The Non-Member applicant will only become authorized to access NPAC data once their application has been reviewed, approved, and an access agreement duly executed with the CLNPC (See more in Application Process).
Once a Non-Member application is submitted, what can be expected?
All applications are reviewed and approved by CLNPC Executive Committee over a ten (10) business day period. Provided there are no unresolved questions or objections to the application a form of access agreement will be extended to the applicant at the close of the review period, as well as an applicable administration fee.
What constitutes “acceptable use” of Canadian NPAC data?
There are limited circumstances under where the NPAC data can be used and for which Non-Member entities are permitted to use the data.

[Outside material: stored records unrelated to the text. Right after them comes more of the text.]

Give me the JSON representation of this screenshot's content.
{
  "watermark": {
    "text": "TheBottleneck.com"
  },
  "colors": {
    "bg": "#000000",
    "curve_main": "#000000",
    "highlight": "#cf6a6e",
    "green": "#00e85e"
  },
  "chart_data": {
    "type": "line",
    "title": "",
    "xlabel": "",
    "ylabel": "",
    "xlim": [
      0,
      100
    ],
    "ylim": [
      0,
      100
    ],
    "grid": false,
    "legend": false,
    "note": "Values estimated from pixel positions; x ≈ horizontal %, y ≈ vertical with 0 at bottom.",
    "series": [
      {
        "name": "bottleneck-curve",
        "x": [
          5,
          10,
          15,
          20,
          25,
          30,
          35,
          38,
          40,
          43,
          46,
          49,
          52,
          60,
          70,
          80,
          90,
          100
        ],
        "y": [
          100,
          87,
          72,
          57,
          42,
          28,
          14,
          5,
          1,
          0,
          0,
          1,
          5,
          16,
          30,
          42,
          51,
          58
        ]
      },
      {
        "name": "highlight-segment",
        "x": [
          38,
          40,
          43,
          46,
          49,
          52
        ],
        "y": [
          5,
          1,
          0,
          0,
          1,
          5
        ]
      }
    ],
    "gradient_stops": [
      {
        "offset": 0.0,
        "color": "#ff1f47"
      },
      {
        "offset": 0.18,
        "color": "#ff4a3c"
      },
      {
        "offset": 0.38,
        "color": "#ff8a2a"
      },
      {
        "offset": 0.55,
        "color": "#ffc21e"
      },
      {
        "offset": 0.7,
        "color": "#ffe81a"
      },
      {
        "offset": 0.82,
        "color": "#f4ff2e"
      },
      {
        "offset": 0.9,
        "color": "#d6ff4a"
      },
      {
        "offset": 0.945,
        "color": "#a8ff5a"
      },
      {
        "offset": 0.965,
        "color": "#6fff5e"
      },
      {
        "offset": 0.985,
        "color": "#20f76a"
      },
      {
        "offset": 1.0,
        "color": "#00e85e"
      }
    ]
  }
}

The services can only be intended for CLNPC Members and/or their subscribers and must fall under one or more of the following categories:
Billing – the rendering of a bill for telecommunications traffic
Rating – determining the applicable charges for telecommunications traffic
Routing – the transportation of telecommunications traffic
Analytics Service – meaning services comprised of the analysis of calling party details
Pre-Port Validation – to validate the carrier of record prior to initiating a request for a T/N Porting Event
For further information, please contact us at firstname.lastname@example.org.
What are the restrictions on use of the Canadian NPAC data?
The NPAC data cannot be used to support unsolicited telecommunications. This includes, but is not limited to, the CRTC’s Unsolicited Telecommunications Rules, practices that violate the National Do Not Call (DNCL) rules, and Canada’s Anti-Spam Legislation (CASL).
The NPAC data cannot be used to assist telecommunications market intelligence, marketing analytics services or support publicly available telephone look-up services.
Non-Member entities applying for authorized access to the NPAC data who engage in legitimate telemarketing practices must clearly demonstrate to the CLNPC that they seek consent from end recipients as part of their service. This is normally covered under an opt-in or opt-out policy for end recipients.
What is Unauthorized Redistribution or Access?
Unauthorized redistribution of the NPAC data is in any condition where an entity is distributing portability corrected search results to entities who have not executed an access agreement with the CLNPC.
Unauthorized access of the NPAC data is in any condition where an entity has access to portability corrected data and has not executed an access agreement with the CLNPC.
Can law enforcement agencies (LEA’s) access the NPAC directly?
The CLNPC does not currently have an access policy in this regard. Interested LEA’s should contact Bell’s Governmental and Police Services department at email@example.com.